When it comes to developing leadership skills, there are no shortcuts. There is no magic pill, no life-altering seminar that can transform someone from a zero to a hero overnight. Developing leadership requires an ability to hold a steady strain over longs period of time. I’m not going to write about the countless attributes required of leaders, traits like vision, fortitude, emotional restraint, attitude, humility, respect, etc. Instead, I’m writing about a grossly under-appreciated and under-valued asset: The ability to bear risk.
The ability to take risk is where the rubber meets the road. It’s growing increasingly easy to voice opinions on macro trends, on events far beyond our influence, patting ourselves on the backs for our noble intentions. But…the world never changes merely by good intentions. It requires action. And action requires risk. By assuming risk, we put ourselves in harm’s way in exchange for the mere chance to influence an outcome, to make a situation better. Quite simply, risk requires people that are willing to take initiative, make decisions and accept responsibility for all outcomes, both good and bad.
The ability to assume risk works like a muscle: The more it’s used, the stronger it gets. Risk taking is not for everyone, just those looking to climb in leadership and responsibilities. We all start to develop instincts for risk as children. We hop on a bike for the first time, we take a chance, we fall, we learn. The cycle repeats.
At Thompson Burton, when we look at resumes from law students, we’re most impressed with the students that have been through prolonged exposure to risk. I acknowledge that academic achievement is very important. But I view academic achievement like I would a beautiful sailboat: It looks great on the dock, it has potential, but can it endure the chaos of the ocean?
Where does this trait of risk-taking show up on a resume? There are several examples: military service (the highest, most obvious example), varsity sports, mission trips, family situation, philanthropic efforts, advocacy, work history, theatre, various achievements, etc. We’re looking for people with maximum exposure to pressure, making decisions with real consequences, dealing with failure, and, most importantly, a knack for moving forwards.
A healthy attitude of risk-taking is not triggered by a single event. It develops very slowly over time. Whenever I talk with law students, I simply encourage them to (1) do well in school; (2) be humble; and (3) take initiative and DO SOMETHING. The effort, whether successful or not, will attract the right kinds of people.

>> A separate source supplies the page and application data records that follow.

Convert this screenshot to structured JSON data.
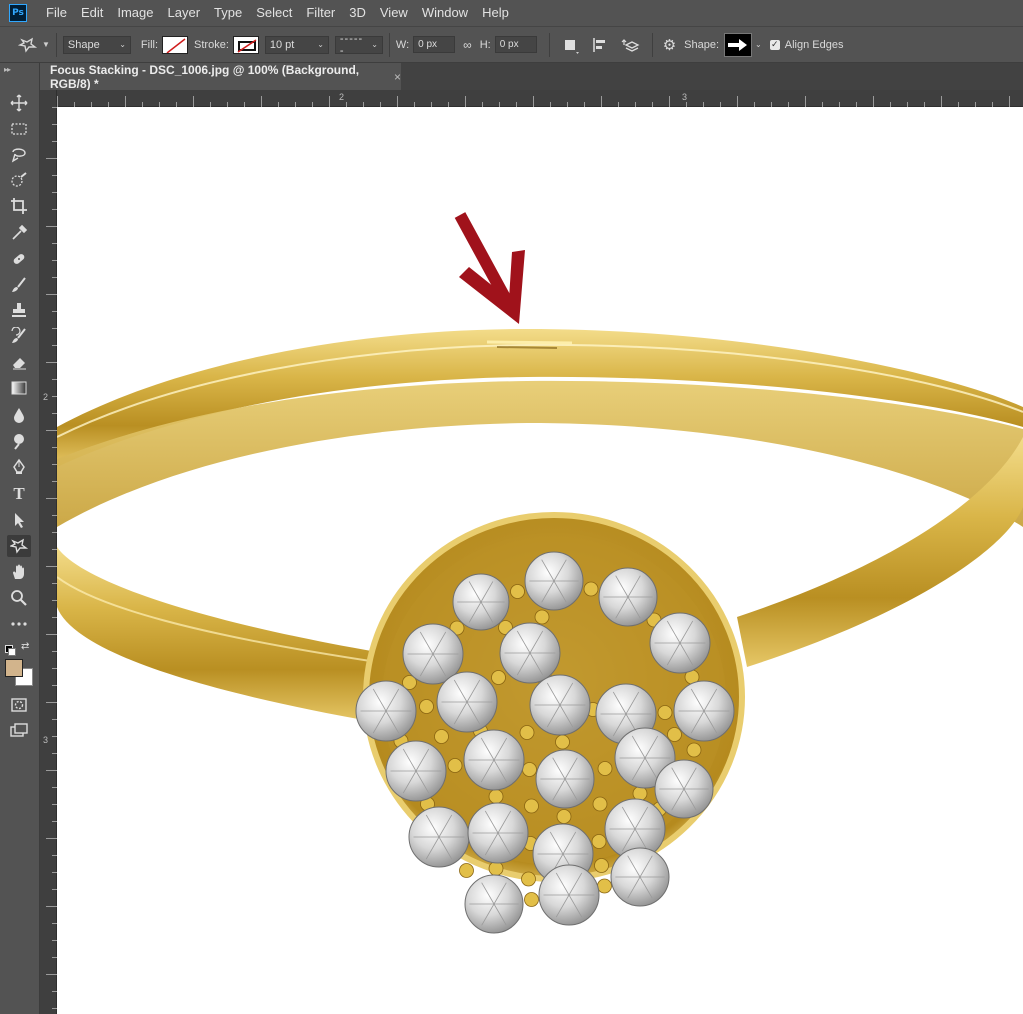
{
  "app": {
    "logo_text": "Ps"
  },
  "menu": [
    "File",
    "Edit",
    "Image",
    "Layer",
    "Type",
    "Select",
    "Filter",
    "3D",
    "View",
    "Window",
    "Help"
  ],
  "options": {
    "mode": "Shape",
    "fill_label": "Fill:",
    "stroke_label": "Stroke:",
    "stroke_width": "10 pt",
    "w_label": "W:",
    "w_value": "0 px",
    "h_label": "H:",
    "h_value": "0 px",
    "shape_label": "Shape:",
    "align_edges_label": "Align Edges",
    "align_edges_checked": true
  },
  "document": {
    "tab_title": "Focus Stacking - DSC_1006.jpg @ 100% (Background, RGB/8) *",
    "close_glyph": "×"
  },
  "rulers": {
    "top_labels": [
      "2",
      "3"
    ],
    "left_labels": [
      "2",
      "3"
    ]
  },
  "tools": [
    {
      "name": "move-tool",
      "icon": "move-icon"
    },
    {
      "name": "marquee-tool",
      "icon": "rect-marquee-icon"
    },
    {
      "name": "lasso-tool",
      "icon": "lasso-icon"
    },
    {
      "name": "quick-select-tool",
      "icon": "quick-select-icon"
    },
    {
      "name": "crop-tool",
      "icon": "crop-icon"
    },
    {
      "name": "eyedropper-tool",
      "icon": "eyedropper-icon"
    },
    {
      "name": "healing-tool",
      "icon": "bandage-icon"
    },
    {
      "name": "brush-tool",
      "icon": "brush-icon"
    },
    {
      "name": "stamp-tool",
      "icon": "stamp-icon"
    },
    {
      "name": "history-brush-tool",
      "icon": "history-brush-icon"
    },
    {
      "name": "eraser-tool",
      "icon": "eraser-icon"
    },
    {
      "name": "gradient-tool",
      "icon": "gradient-icon"
    },
    {
      "name": "blur-tool",
      "icon": "drop-icon"
    },
    {
      "name": "dodge-tool",
      "icon": "dodge-icon"
    },
    {
      "name": "pen-tool",
      "icon": "pen-icon"
    },
    {
      "name": "type-tool",
      "icon": "type-icon"
    },
    {
      "name": "path-select-tool",
      "icon": "arrow-icon"
    },
    {
      "name": "custom-shape-tool",
      "icon": "custom-shape-icon",
      "active": true
    },
    {
      "name": "hand-tool",
      "icon": "hand-icon"
    },
    {
      "name": "zoom-tool",
      "icon": "zoom-icon"
    },
    {
      "name": "more-tools",
      "icon": "ellipsis-icon"
    }
  ],
  "type_tool_glyph": "T",
  "colors": {
    "foreground": "#d2b48c",
    "background": "#ffffff",
    "annotation_arrow": "#a0121b",
    "gold": "#d4b03c"
  }
}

The world is craving for more responsible people that can take initiative, accept responsibility and think independently. In order to be happy and successful as a lawyer, it’s vital to understand that nothing comes cheap. Risk is required.